What you'll need:
- 1 yard of fabric
- 1 yard of muslin
- 1 piece of 1 inch foam cut to size
- 1 quart paint
- Water based polycrylic
- Paint brush
- 120 grit sandpaper
The first thing I did was remove the seat from the frame of the chair. I would have to replace the seat, but I kept the original around for measuring purposes. I had some 1 inch MDF board lying around so I used that for the new seat, but plywood or most woods would do. (Remember - be resourceful and make things easy on yourself by using materials that you already have). After tracing the dimensions of the old seat on the MDF board, I cut it using an inexpensive electric jigsaw.
Because I wanted to paint the body, my first steps included quickly sanding the frame with 120 grit sandpaper and applying a light coat of a water-based primer.
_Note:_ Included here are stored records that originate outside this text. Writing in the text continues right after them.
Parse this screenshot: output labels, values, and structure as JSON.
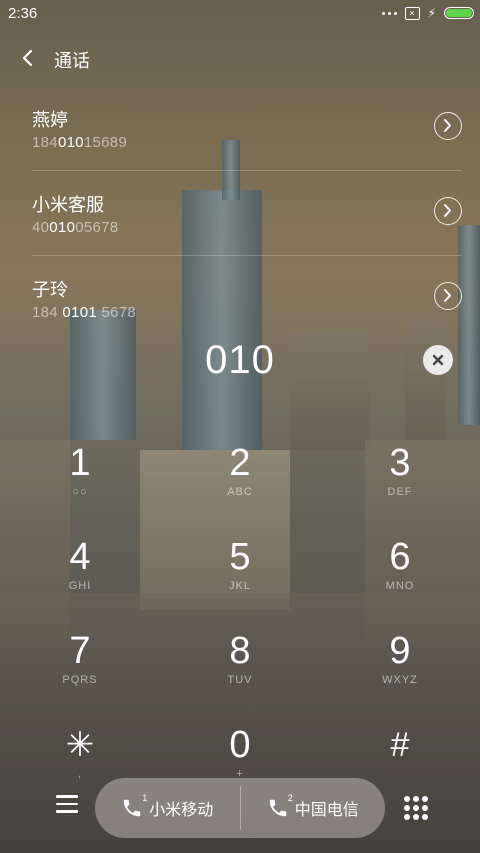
{
  "status": {
    "time": "2:36"
  },
  "header": {
    "title": "通话"
  },
  "contacts": [
    {
      "name": "燕婷",
      "num_pre": "184",
      "num_match": "010",
      "num_post": "15689"
    },
    {
      "name": "小米客服",
      "num_pre": "40",
      "num_match": "010",
      "num_post": "05678"
    },
    {
      "name": "子玲",
      "num_pre": "184 ",
      "num_match": "0101",
      "num_post": " 5678"
    }
  ],
  "dialed": "010",
  "keys": [
    {
      "digit": "1",
      "letters": "○○"
    },
    {
      "digit": "2",
      "letters": "ABC"
    },
    {
      "digit": "3",
      "letters": "DEF"
    },
    {
      "digit": "4",
      "letters": "GHI"
    },
    {
      "digit": "5",
      "letters": "JKL"
    },
    {
      "digit": "6",
      "letters": "MNO"
    },
    {
      "digit": "7",
      "letters": "PQRS"
    },
    {
      "digit": "8",
      "letters": "TUV"
    },
    {
      "digit": "9",
      "letters": "WXYZ"
    },
    {
      "digit": "✳",
      "letters": ","
    },
    {
      "digit": "0",
      "letters": "+"
    },
    {
      "digit": "#",
      "letters": ""
    }
  ],
  "sims": [
    {
      "slot": "1",
      "carrier": "小米移动"
    },
    {
      "slot": "2",
      "carrier": "中国电信"
    }
  ],
  "colors": {
    "battery": "#5fd34a"
  }
}
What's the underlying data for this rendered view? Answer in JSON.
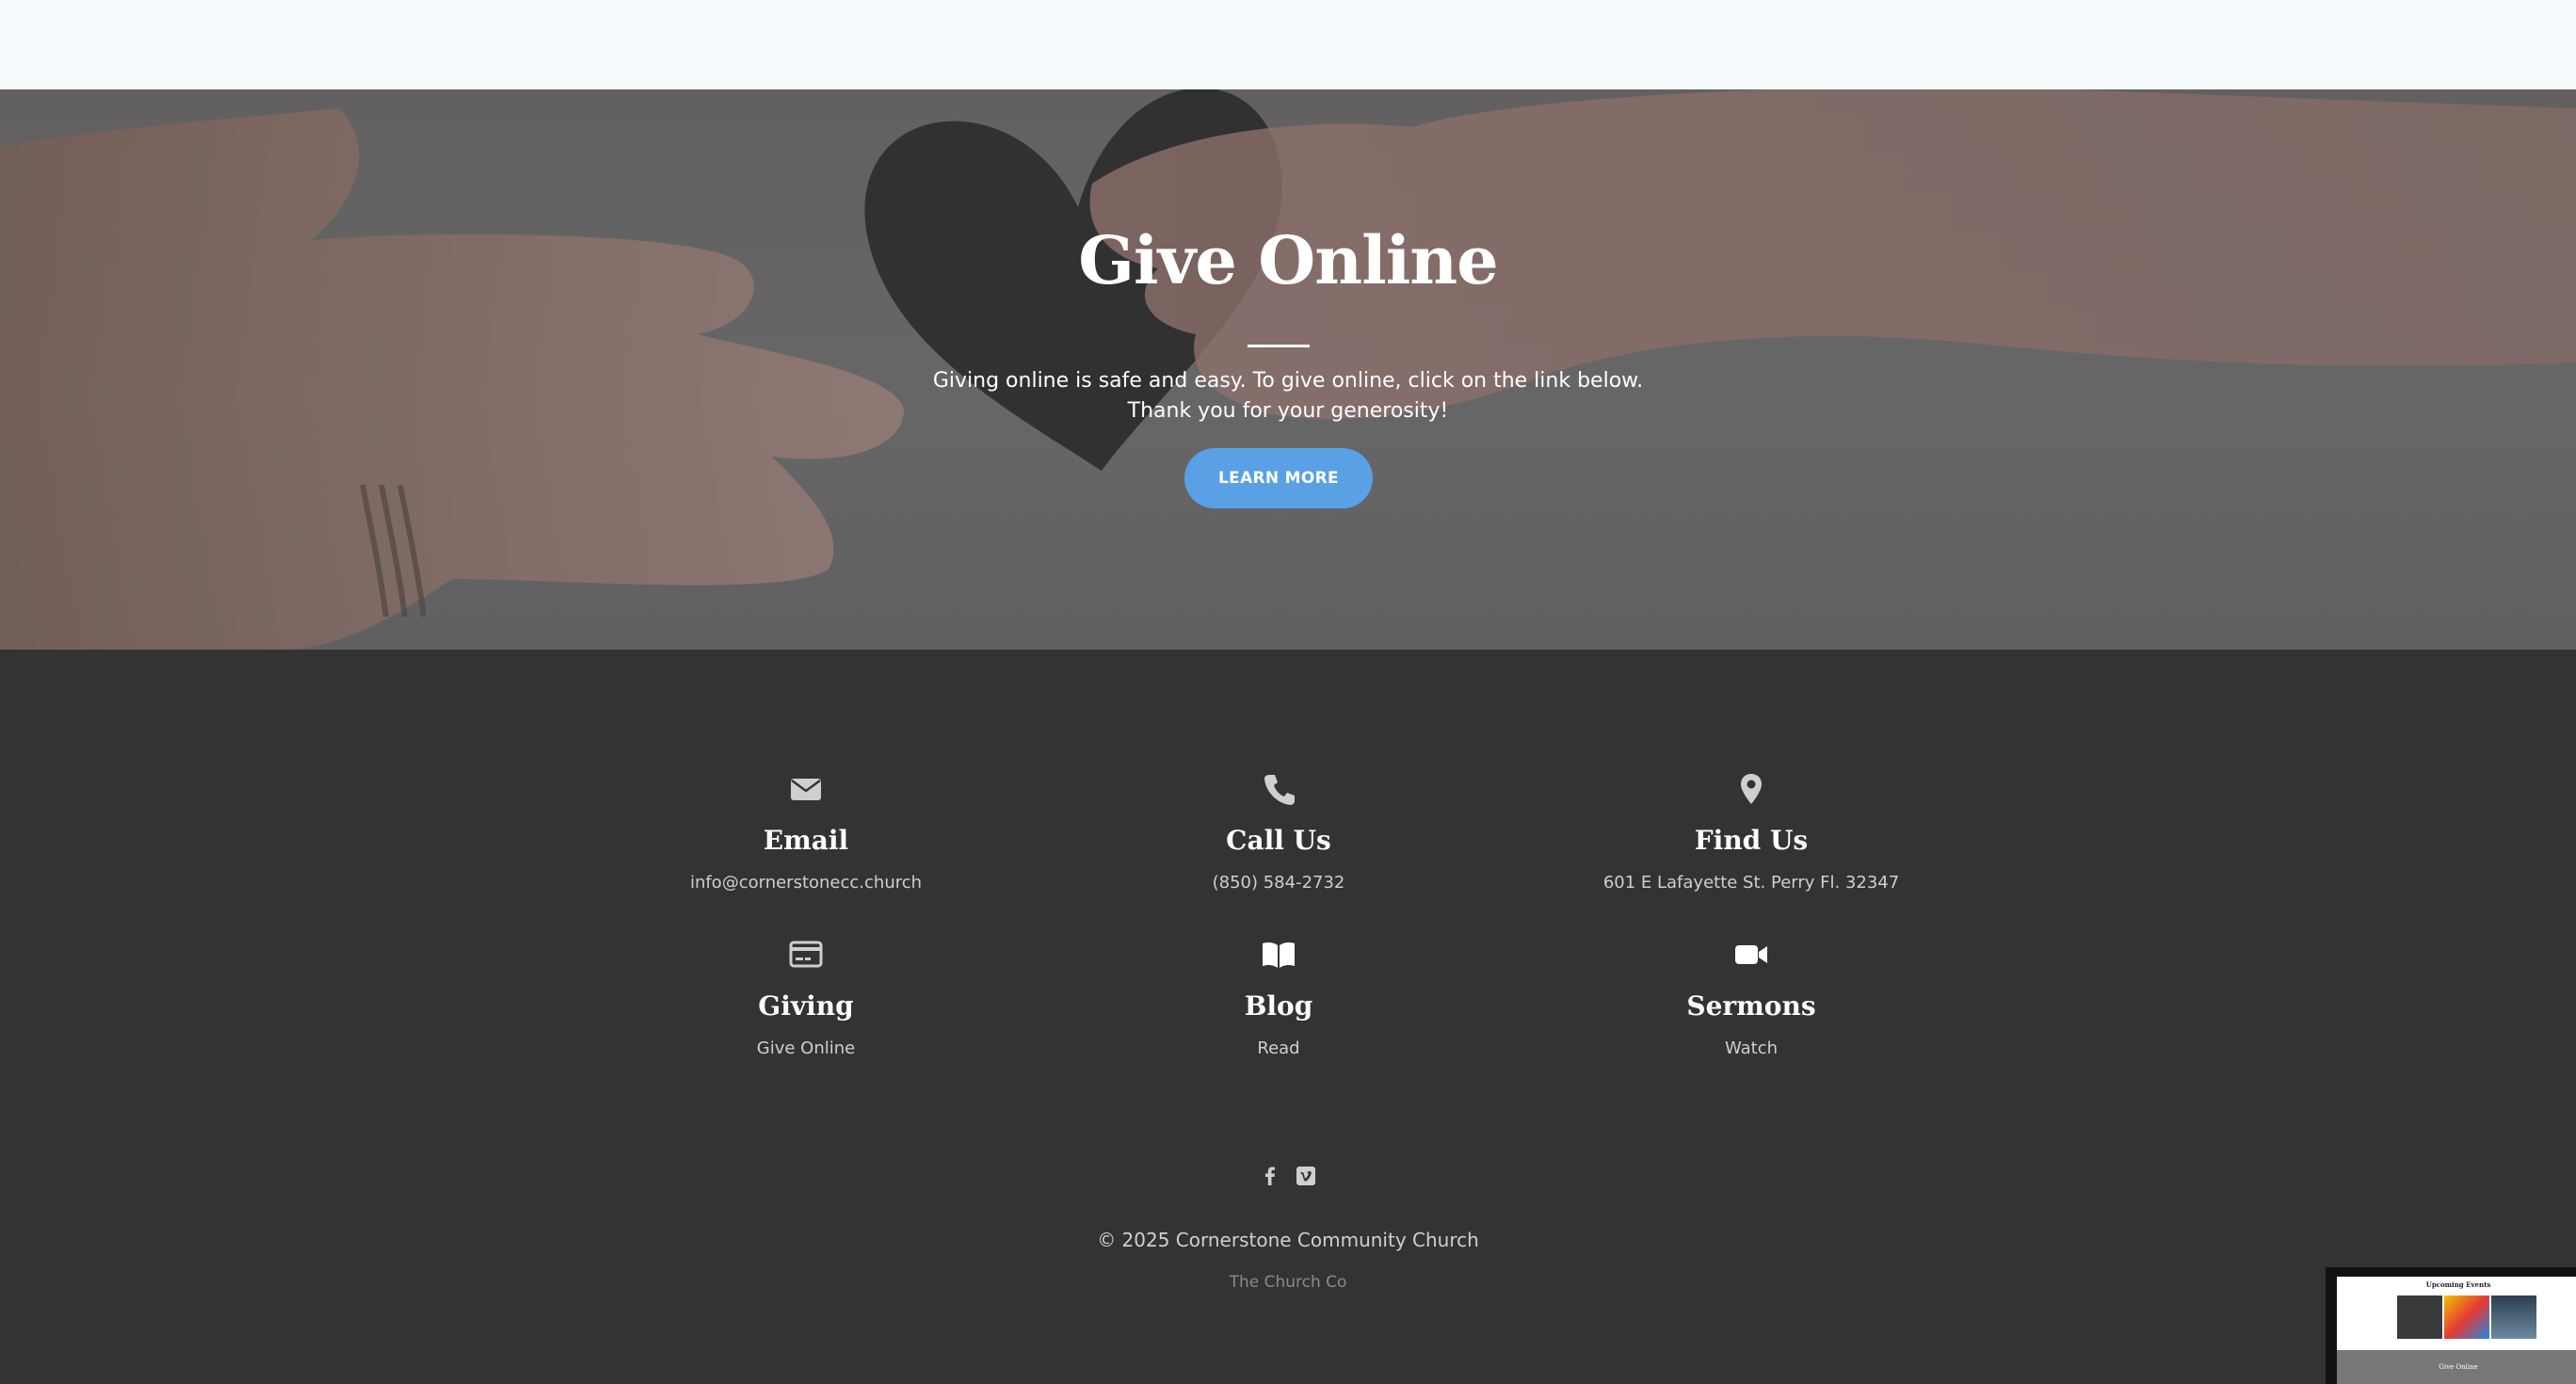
{
  "hero": {
    "title": "Give Online",
    "text_line1": "Giving online is safe and easy. To give online, click on the link below.",
    "text_line2": "Thank you for your generosity!",
    "button_label": "LEARN MORE"
  },
  "contact": {
    "email": {
      "icon": "envelope-icon",
      "title": "Email",
      "link": "info@cornerstonecc.church"
    },
    "call": {
      "icon": "phone-icon",
      "title": "Call Us",
      "link": "(850) 584-2732"
    },
    "find": {
      "icon": "map-pin-icon",
      "title": "Find Us",
      "link": "601 E Lafayette St. Perry Fl. 32347"
    },
    "giving": {
      "icon": "credit-card-icon",
      "title": "Giving",
      "link": "Give Online"
    },
    "blog": {
      "icon": "open-book-icon",
      "title": "Blog",
      "link": "Read"
    },
    "sermons": {
      "icon": "video-camera-icon",
      "title": "Sermons",
      "link": "Watch"
    }
  },
  "social": [
    "facebook-icon",
    "vimeo-icon"
  ],
  "footer": {
    "copyright": "© 2025 Cornerstone Community Church",
    "credit": "The Church Co"
  },
  "preview": {
    "section_title": "Upcoming Events",
    "hero_title": "Give Online"
  },
  "colors": {
    "accent": "#5aa0e4",
    "footer_bg": "#333333",
    "topbar_bg": "#f5fafd"
  }
}
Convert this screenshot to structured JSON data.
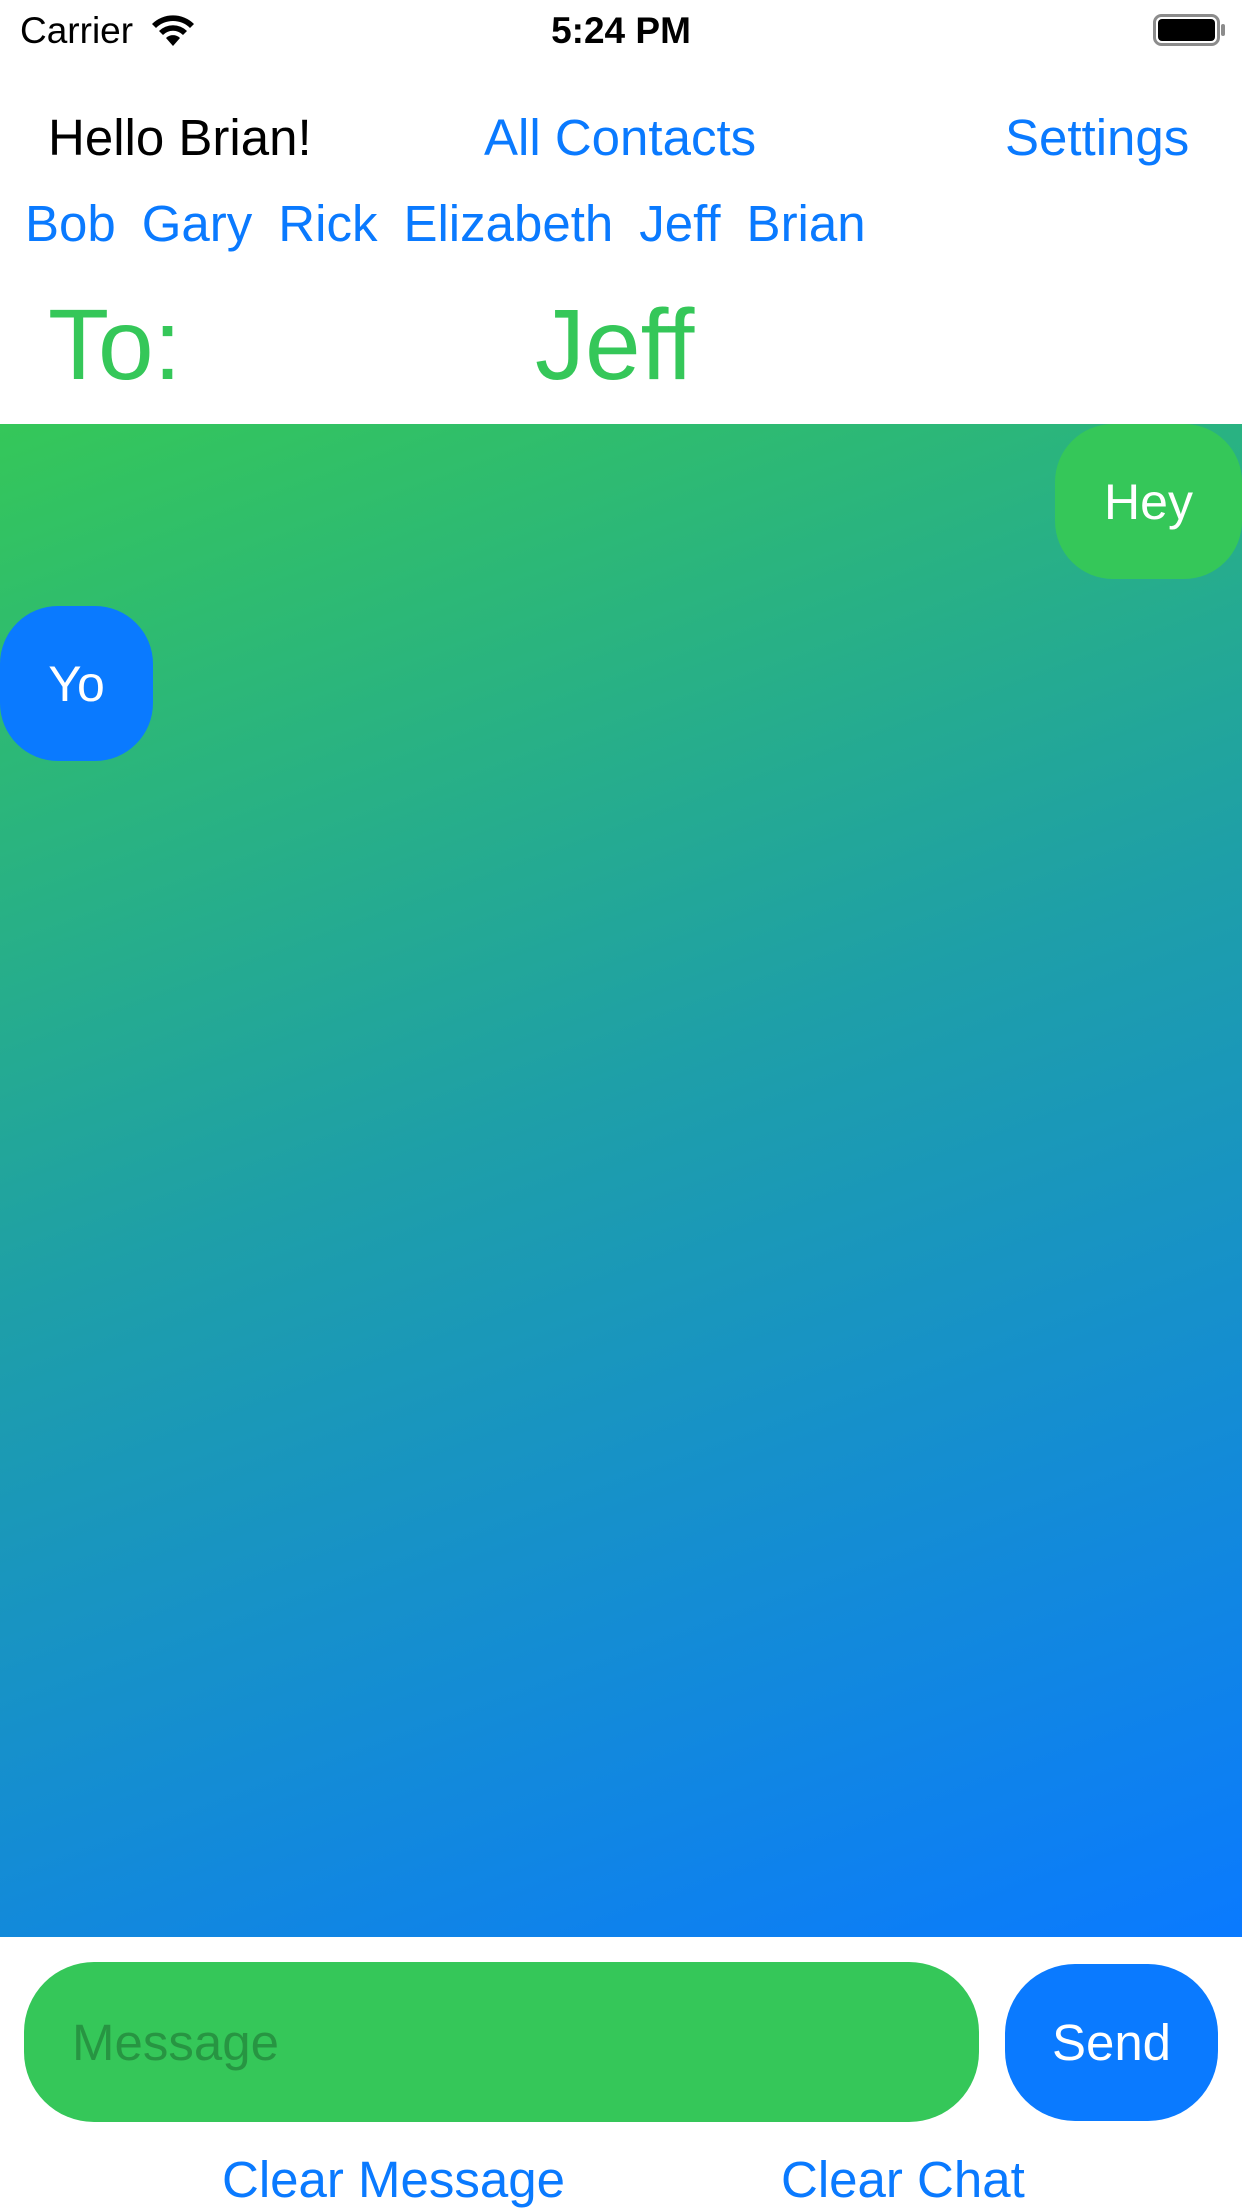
{
  "status_bar": {
    "carrier": "Carrier",
    "time": "5:24 PM",
    "wifi_icon": "wifi-icon",
    "battery_icon": "battery-icon"
  },
  "header": {
    "greeting": "Hello Brian!",
    "all_contacts": "All Contacts",
    "settings": "Settings"
  },
  "contacts": [
    "Bob",
    "Gary",
    "Rick",
    "Elizabeth",
    "Jeff",
    "Brian"
  ],
  "recipient": {
    "label": "To:",
    "name": "Jeff"
  },
  "messages": [
    {
      "text": "Hey",
      "direction": "sent",
      "color": "#35c759"
    },
    {
      "text": "Yo",
      "direction": "received",
      "color": "#0a7aff"
    }
  ],
  "composer": {
    "placeholder": "Message",
    "value": "",
    "send_label": "Send",
    "clear_message_label": "Clear Message",
    "clear_chat_label": "Clear Chat"
  },
  "colors": {
    "accent_blue": "#0a7aff",
    "accent_green": "#35c759"
  }
}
I had some hi-gloss white and light grey latex paint in my basement, so I mixed the two together to create a lovely bone white. After applying 3 coats of the mixed paint on the chair, I applied a coat of a hi gloss polycrylic for extra shine and protection. If you want your piece to be really glossy, choose to brush the polycrylic on rather than using a spray can.
Time to work on the seat. I knew I wanted a bright patterned fabric, so I went with Swanky Swell's Mum Mustard cotton fabric. I bought a yard, which was more than enough. I'll use the scraps later on to make a cool lamp shade (to be seen in future post!) I cut a piece of 1-inch foam to the size of the seat and stapled its edges to the board. I wrapped and stapled one piece of muslin over that, and finally wrapped and stapled the Mum Mustard fabric. Make sure to fold your fabric appropriately to your seat to avoid awkward wrinkles.
Bolt the seat back into the chair's frame. Now sit, relax, and enjoy a weekend-restored accent chair.